in reply to
Re: Nobody Expects the Agile Imposition (Part III): People
in thread Nobody Expects the Agile Imposition (Part III): People
You make some good points. Managing the relationship and having managers use personal connections to judge who to keep, though, are some of the things that will really kill productivity if taken too far. If everyone spends time managing the relationship with their superior rather than getting work done, that's time not spent on getting the work done. It's called politics, and it's exactly the sort of thing a good evaluation system can be used to factor out. The communication that really matters is what helps the team get the work done the smoothest.
That said, the problem with employee evaluations is that most of them aren't very good. In fact, most of them range from short-sighted to downright stupid and counterproductive. Some evaluations force the evaluator to pick two or three "good" areas and two or three "needs improvement" areas for every employee out of predefined areas that may not even be that relevant to the particular job. Others rank people on a curve rather than allowing for something other than a 10%, 80%, 10% grouping. You might find, if you rate every employee on his or her own work, that you have 30% great employees, 67% good enough employees, 2% employees who need some improvement but are still assets to the company, and 1% who do absolutely nothing of value. This sort of ratio shouldn't be suspect for not fitting the curve. It should be an honor for your recruitment and training staff and process to know you beat the curve. You might find that you have 40% adequate employees, 25% that need improvement, and 35% that do more harm than good. That calls not for removing people and using the same recruitment strategy, but for changing how management finds and chooses candidates.
In any case, just assigning employees to a rank is silly. Noting for the good or the bad their communication, technical knowledge, organization skills, insightful ideas, attitude, ease of working with the team, and any random factor you notice as positive or negative at the time is more useful. Correct problems as they arise. Keep the data to spot trends and correct negative trends and reward positive ones. Then, when raises, bonuses, layoffs, or whatever decision needs to be made, use the data collected.

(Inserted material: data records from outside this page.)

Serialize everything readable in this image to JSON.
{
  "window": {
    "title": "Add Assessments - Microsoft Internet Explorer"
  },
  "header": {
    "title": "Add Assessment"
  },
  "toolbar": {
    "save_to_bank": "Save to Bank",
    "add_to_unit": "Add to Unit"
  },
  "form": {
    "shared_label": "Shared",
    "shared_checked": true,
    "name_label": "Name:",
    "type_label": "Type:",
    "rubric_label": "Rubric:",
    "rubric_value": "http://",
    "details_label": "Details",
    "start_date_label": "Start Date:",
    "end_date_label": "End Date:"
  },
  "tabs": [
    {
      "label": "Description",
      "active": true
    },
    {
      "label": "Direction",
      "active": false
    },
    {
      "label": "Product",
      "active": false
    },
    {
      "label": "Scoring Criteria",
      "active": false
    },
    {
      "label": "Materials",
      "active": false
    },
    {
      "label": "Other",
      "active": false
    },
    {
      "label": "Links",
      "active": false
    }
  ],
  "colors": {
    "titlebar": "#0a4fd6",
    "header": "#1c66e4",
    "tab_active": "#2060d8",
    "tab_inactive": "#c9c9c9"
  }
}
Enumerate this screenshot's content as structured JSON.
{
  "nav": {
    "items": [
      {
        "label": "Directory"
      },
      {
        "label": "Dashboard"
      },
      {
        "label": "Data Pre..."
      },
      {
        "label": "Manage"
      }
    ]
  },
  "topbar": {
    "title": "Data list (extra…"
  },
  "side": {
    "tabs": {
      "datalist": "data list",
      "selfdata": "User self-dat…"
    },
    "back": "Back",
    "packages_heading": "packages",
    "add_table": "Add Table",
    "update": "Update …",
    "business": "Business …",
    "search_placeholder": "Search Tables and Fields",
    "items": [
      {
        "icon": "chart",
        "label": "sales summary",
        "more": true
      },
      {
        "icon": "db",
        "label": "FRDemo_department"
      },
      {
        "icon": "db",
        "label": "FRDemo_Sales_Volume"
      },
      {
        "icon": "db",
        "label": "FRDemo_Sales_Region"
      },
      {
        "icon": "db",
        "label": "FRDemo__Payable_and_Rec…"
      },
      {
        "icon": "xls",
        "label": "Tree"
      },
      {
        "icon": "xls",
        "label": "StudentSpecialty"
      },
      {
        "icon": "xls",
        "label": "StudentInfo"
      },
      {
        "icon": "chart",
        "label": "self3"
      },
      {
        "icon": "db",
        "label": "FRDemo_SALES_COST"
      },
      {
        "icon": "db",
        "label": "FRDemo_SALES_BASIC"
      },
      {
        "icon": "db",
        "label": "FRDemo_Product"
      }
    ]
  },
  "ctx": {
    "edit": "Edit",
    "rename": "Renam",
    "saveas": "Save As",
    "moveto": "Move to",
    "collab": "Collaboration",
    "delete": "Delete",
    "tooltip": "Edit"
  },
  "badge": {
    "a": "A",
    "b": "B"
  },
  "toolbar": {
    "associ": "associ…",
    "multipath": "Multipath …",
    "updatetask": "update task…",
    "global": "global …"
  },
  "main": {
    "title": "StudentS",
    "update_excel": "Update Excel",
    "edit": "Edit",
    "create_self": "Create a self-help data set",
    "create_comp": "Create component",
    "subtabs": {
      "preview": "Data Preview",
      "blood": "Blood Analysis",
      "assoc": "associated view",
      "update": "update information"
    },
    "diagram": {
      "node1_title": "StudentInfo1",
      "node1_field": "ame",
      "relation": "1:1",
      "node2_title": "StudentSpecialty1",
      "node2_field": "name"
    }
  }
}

The hardest part of evaluating people individually and not ranking is you're probably not going to have an unlimited budget for raises and bonuses. That means each person has to get some share of what's available. This is why I really like the idea of project bonuses when they make sense in the particular workplace. Everyone on the team gets an even share of a bonus for the particular project. The projects that make more difference to the company get bigger bonuses. There is a drawback, though, in that people will try to transfer out of a team that gets projects assigned with less impact on a regular basis than some other team. OTOH, a lower base pay and more bonuses tied to the success of the project can be a great motivator and a great way to ease cash-flow restrictions on the business.